Descend below York Street to Hustlers, a new Southeast Asian-influenced restaurant, and you’ll find a dimly lit room with bamboo-wrapped booths and a feature wall decorated with playing cards. If it wasn’t for the aromatic scents piping from the kitchen, you might think you’re in the wrong place. But this is exactly the look co-owner Andrew Huynh was going for.

“One of the key memories that almost all Australian-born and native Vietnamese and Chinese young adults can tell you about is at Lunar New Year, gambling at home with friends and family – it’s a tradition that many of us have grown up with and hold dear to our hearts,” Huynh tells Broadsheet.

“These games in our household brought a sense of togetherness. Children and adults, who at other times had difficulty communicating due to language and generational barriers, could laugh and play together while losing and winning each other’s ‘fortunes’.”

Never miss a Sydney moment. Make sure you're subscribed to our newsletter today.

SUBSCRIBE NOW

Through designing a space that resembles a “gambling den”, Huynh hopes to evoke warmth and hominess for some, and a sense of intrigue for others.

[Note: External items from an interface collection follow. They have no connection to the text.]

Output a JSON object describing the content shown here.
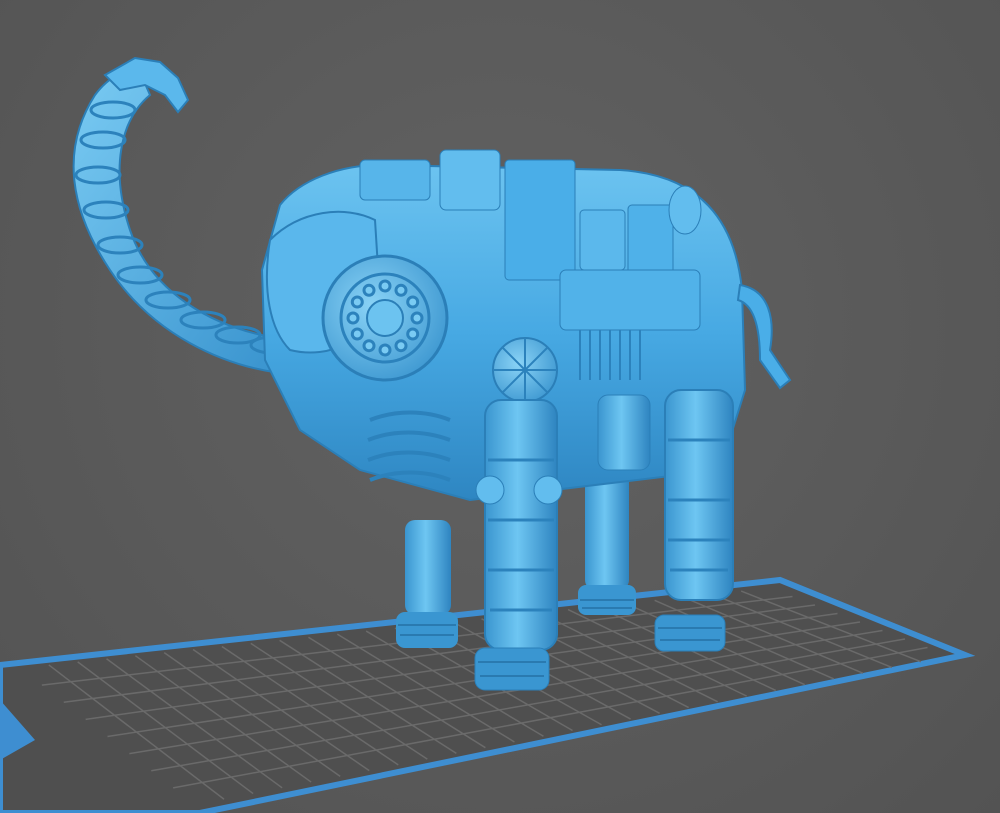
{
  "viewport": {
    "background_color": "#5a5a5a",
    "plate_color": "#4e4e4e",
    "plate_border_color": "#3e8ed1",
    "grid_color": "#6b6b6b",
    "model_color": "#4aaee8",
    "model_shadow_color": "#2b7fb8",
    "model_highlight_color": "#8fd2f5"
  },
  "model": {
    "subject": "mechanical-elephant",
    "icon": "mechanical-elephant-model"
  }
}
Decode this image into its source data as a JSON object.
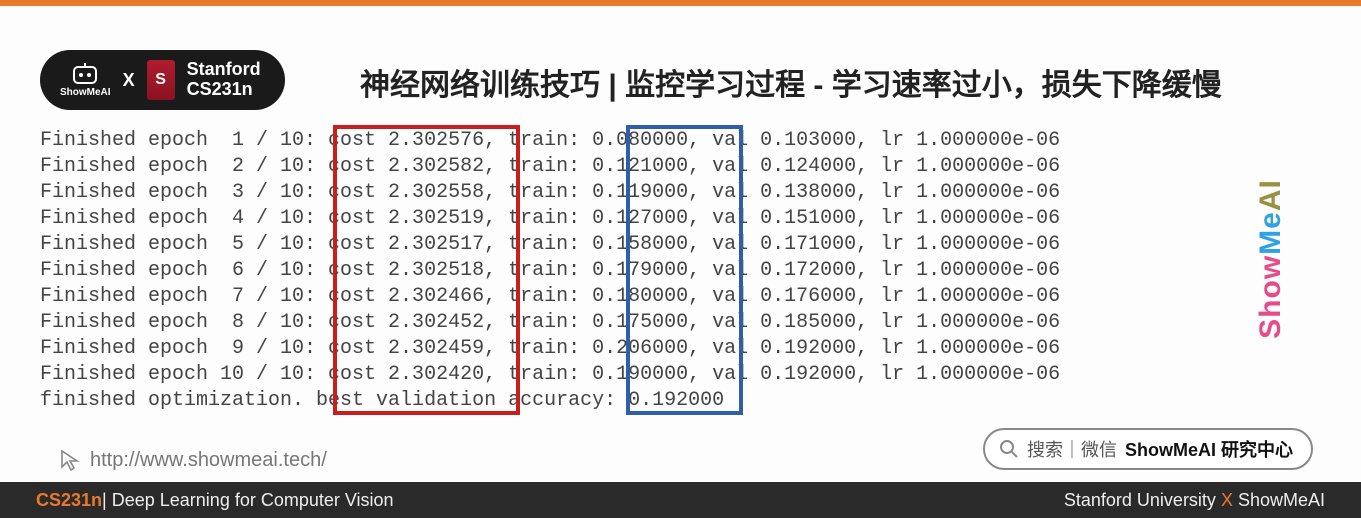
{
  "badge": {
    "logo_text": "ShowMeAI",
    "x": "X",
    "univ": "Stanford",
    "course": "CS231n"
  },
  "title": "神经网络训练技巧 | 监控学习过程 - 学习速率过小，损失下降缓慢",
  "log": {
    "rows": [
      {
        "epoch": "1",
        "total": "10",
        "cost": "2.302576",
        "train": "0.080000",
        "val": "0.103000",
        "lr": "1.000000e-06"
      },
      {
        "epoch": "2",
        "total": "10",
        "cost": "2.302582",
        "train": "0.121000",
        "val": "0.124000",
        "lr": "1.000000e-06"
      },
      {
        "epoch": "3",
        "total": "10",
        "cost": "2.302558",
        "train": "0.119000",
        "val": "0.138000",
        "lr": "1.000000e-06"
      },
      {
        "epoch": "4",
        "total": "10",
        "cost": "2.302519",
        "train": "0.127000",
        "val": "0.151000",
        "lr": "1.000000e-06"
      },
      {
        "epoch": "5",
        "total": "10",
        "cost": "2.302517",
        "train": "0.158000",
        "val": "0.171000",
        "lr": "1.000000e-06"
      },
      {
        "epoch": "6",
        "total": "10",
        "cost": "2.302518",
        "train": "0.179000",
        "val": "0.172000",
        "lr": "1.000000e-06"
      },
      {
        "epoch": "7",
        "total": "10",
        "cost": "2.302466",
        "train": "0.180000",
        "val": "0.176000",
        "lr": "1.000000e-06"
      },
      {
        "epoch": "8",
        "total": "10",
        "cost": "2.302452",
        "train": "0.175000",
        "val": "0.185000",
        "lr": "1.000000e-06"
      },
      {
        "epoch": "9",
        "total": "10",
        "cost": "2.302459",
        "train": "0.206000",
        "val": "0.192000",
        "lr": "1.000000e-06"
      },
      {
        "epoch": "10",
        "total": "10",
        "cost": "2.302420",
        "train": "0.190000",
        "val": "0.192000",
        "lr": "1.000000e-06"
      }
    ],
    "final": "finished optimization. best validation accuracy: 0.192000"
  },
  "url": "http://www.showmeai.tech/",
  "search": {
    "hint": "搜索｜微信",
    "brand": "ShowMeAI 研究中心"
  },
  "footer": {
    "left_course": "CS231n",
    "left_sep": "| ",
    "left_title": "Deep Learning for Computer Vision",
    "right_univ": "Stanford University",
    "right_x": " X ",
    "right_brand": "ShowMeAI"
  },
  "side": {
    "p1": "Show",
    "p2": "Me",
    "p3": "AI"
  }
}
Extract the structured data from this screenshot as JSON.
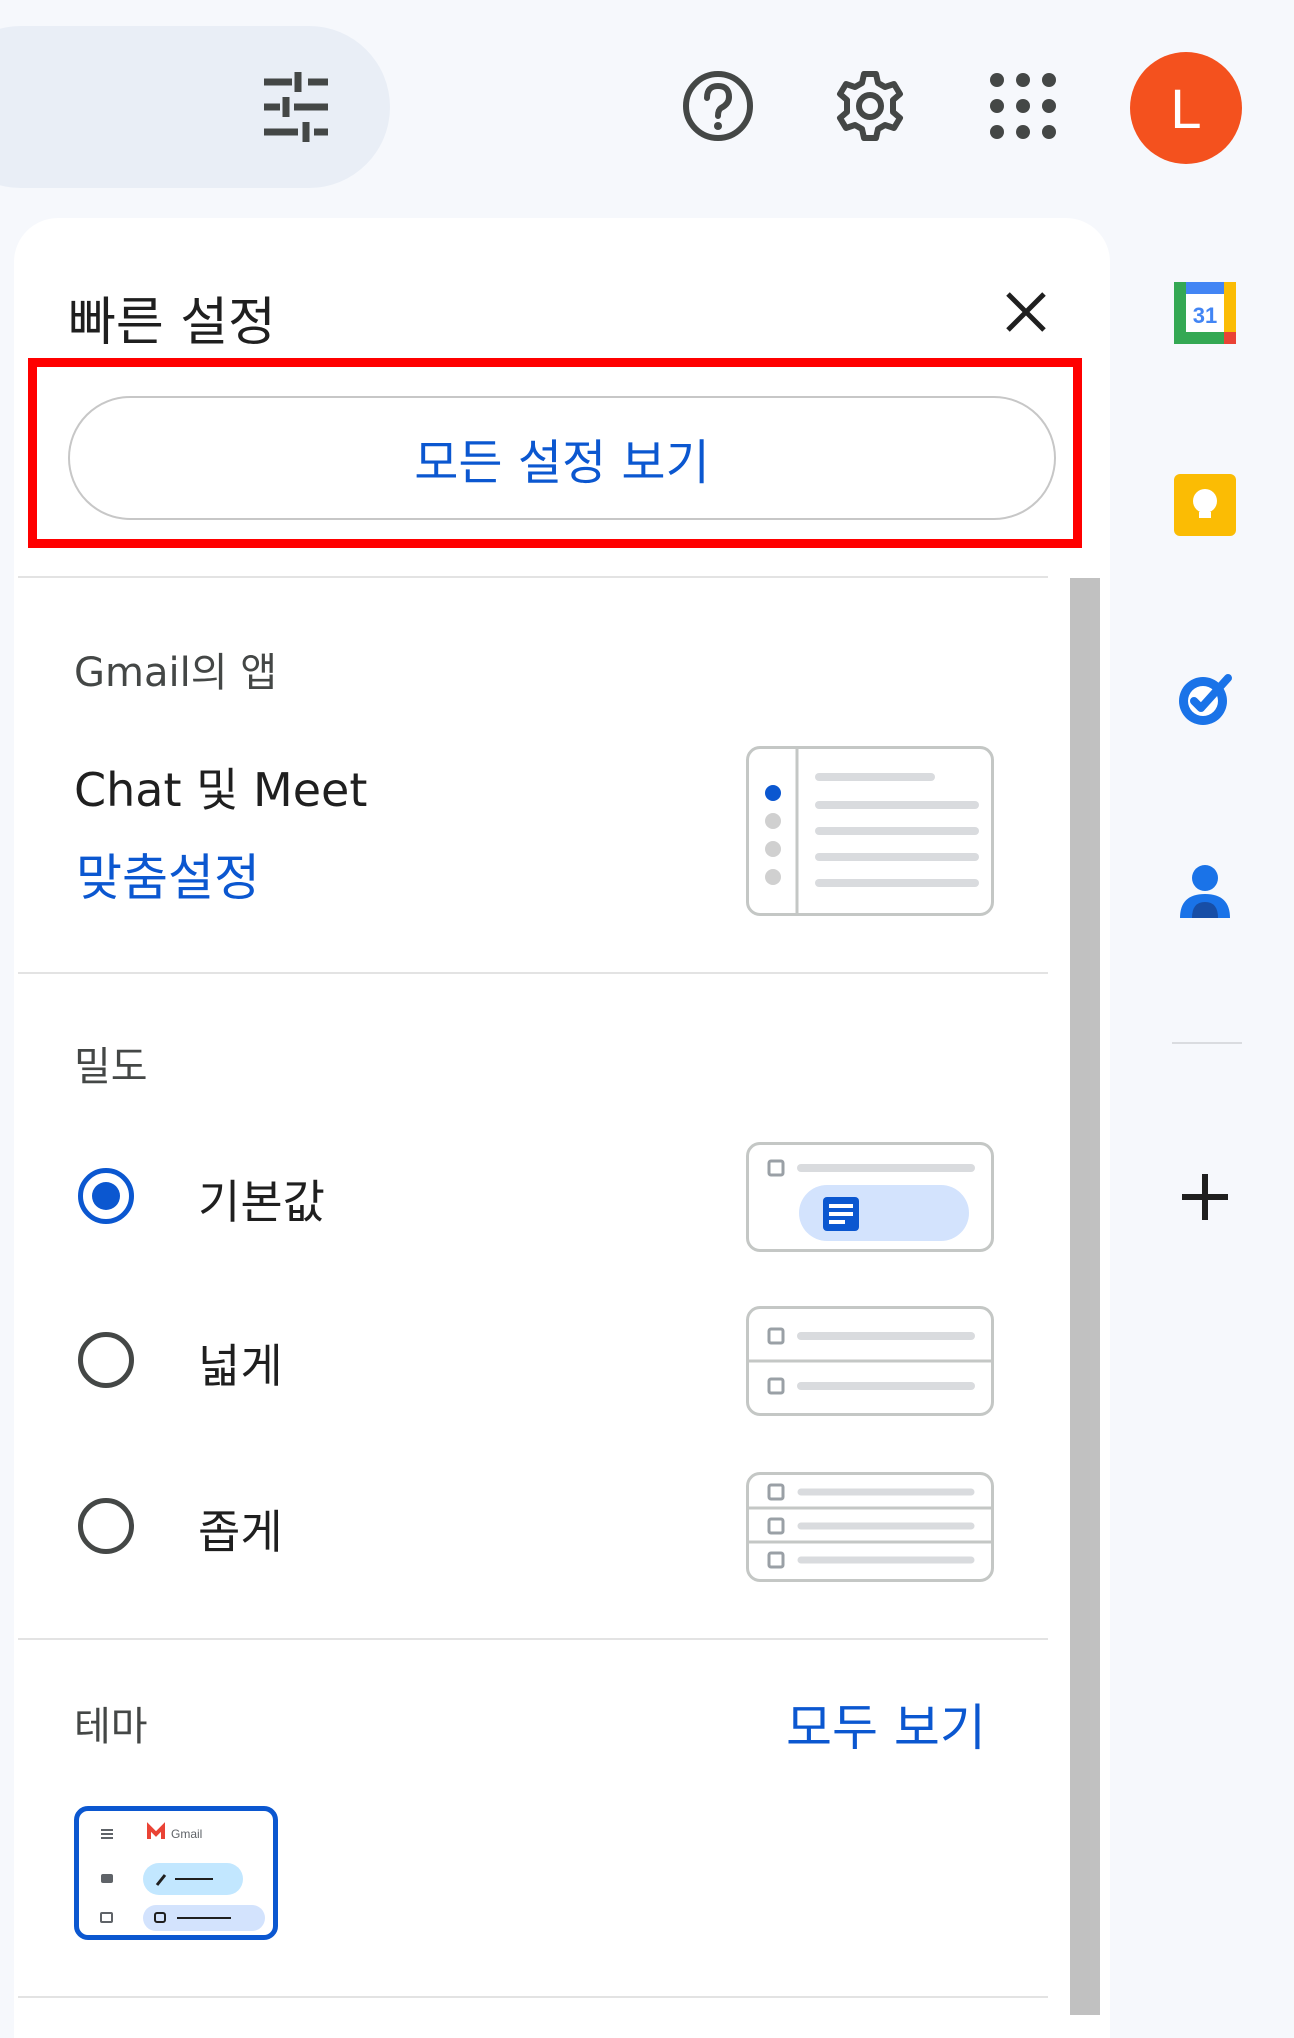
{
  "header": {
    "icons": [
      "filter-icon",
      "help-icon",
      "settings-gear-icon",
      "apps-grid-icon"
    ],
    "avatar_letter": "L",
    "avatar_color": "#f4511e"
  },
  "quick_settings": {
    "title": "빠른 설정",
    "all_settings_label": "모든 설정 보기",
    "apps_section": {
      "label": "Gmail의 앱",
      "item": "Chat 및 Meet",
      "customize_link": "맞춤설정"
    },
    "density_section": {
      "label": "밀도",
      "options": [
        {
          "label": "기본값",
          "selected": true
        },
        {
          "label": "넓게",
          "selected": false
        },
        {
          "label": "좁게",
          "selected": false
        }
      ]
    },
    "theme_section": {
      "label": "테마",
      "view_all_link": "모두 보기",
      "theme_thumb_brand": "Gmail"
    }
  },
  "side_panel": {
    "icons": [
      "calendar-icon",
      "keep-icon",
      "tasks-icon",
      "contacts-icon",
      "add-icon"
    ],
    "calendar_day": "31"
  },
  "colors": {
    "accent": "#0b57d0",
    "highlight": "#ff0000"
  }
}
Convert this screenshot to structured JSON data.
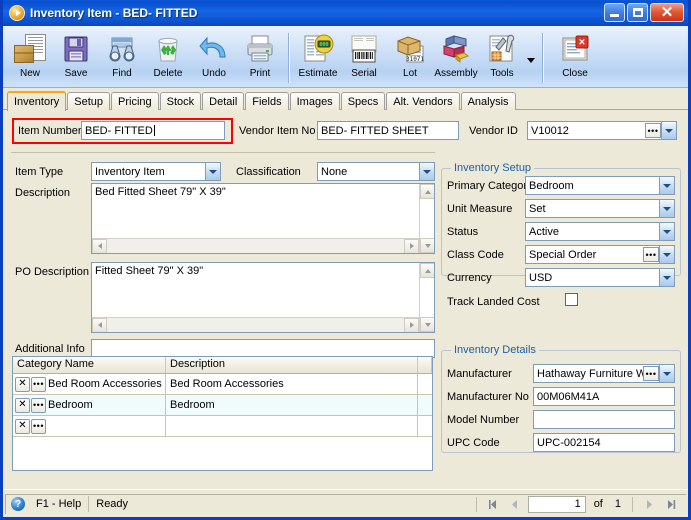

The menu, too, stars flavours from his childhood, as well as those of his co-owner, who is Thai, and their chefs, with backgrounds ranging from Korean to Vietnamese. Expect Southeast Asian-inspired dishes similar to those at the team’s sister diner, Saigon Hustle in Smithfield, but with a few updates.

“We’re showcasing a blend of not only our Vietnamese background, but our Korean, Japanese and Thai backgrounds, too,” Huynh says. “We’ve elevated flavour combinations, techniques and details, down to plating and garnishes.”

The mi goreng is a show stopper, served with garlic oil, a lightly crisped fried egg, and marrow that you scrape from the bone into the noodles. The hiramasa kingfish ceviche (a crowd favourite since last month’s opening) is dressed in nam jim, a salty, sour and sweet fish sauce, as well as coconut cream, sweet cherry tomatoes, cucumbers and red onions. Classic cocktails are combined with Southeast Asian flavours through ingredients like pandan, lychee and a pho-spiced red wine reduction.

There are plenty of hard nods to Huynh’s Vietnamese roots in dishes like Bread & Bo, which is essentially the base of a banh mi (baguette, mayo and pate), and cheung fun noodles, a rice-noodle dish served with king brown, enoki and shiitake mushrooms, from southern China.

While Hustlers is an extension of Huynh’s well-established western Sydney spot, the team is looking forward to showcasing its culinary expertise to the city crowd.

“We’re excited about bringing our own flair to the Sydney city scene,” Huynh says. “We’re here to introduce some dishes and flavours that are going to make a statement.”

Hustlers
LG/24 York St, Sydney NSW 2000
0402 641 929

Hours:
Tue to Thu midday–3pm, 5pm–midnight
Fri & Sat midday–3pm, 5pm–1am

hustlerssyd.com.au
@hustlers.syd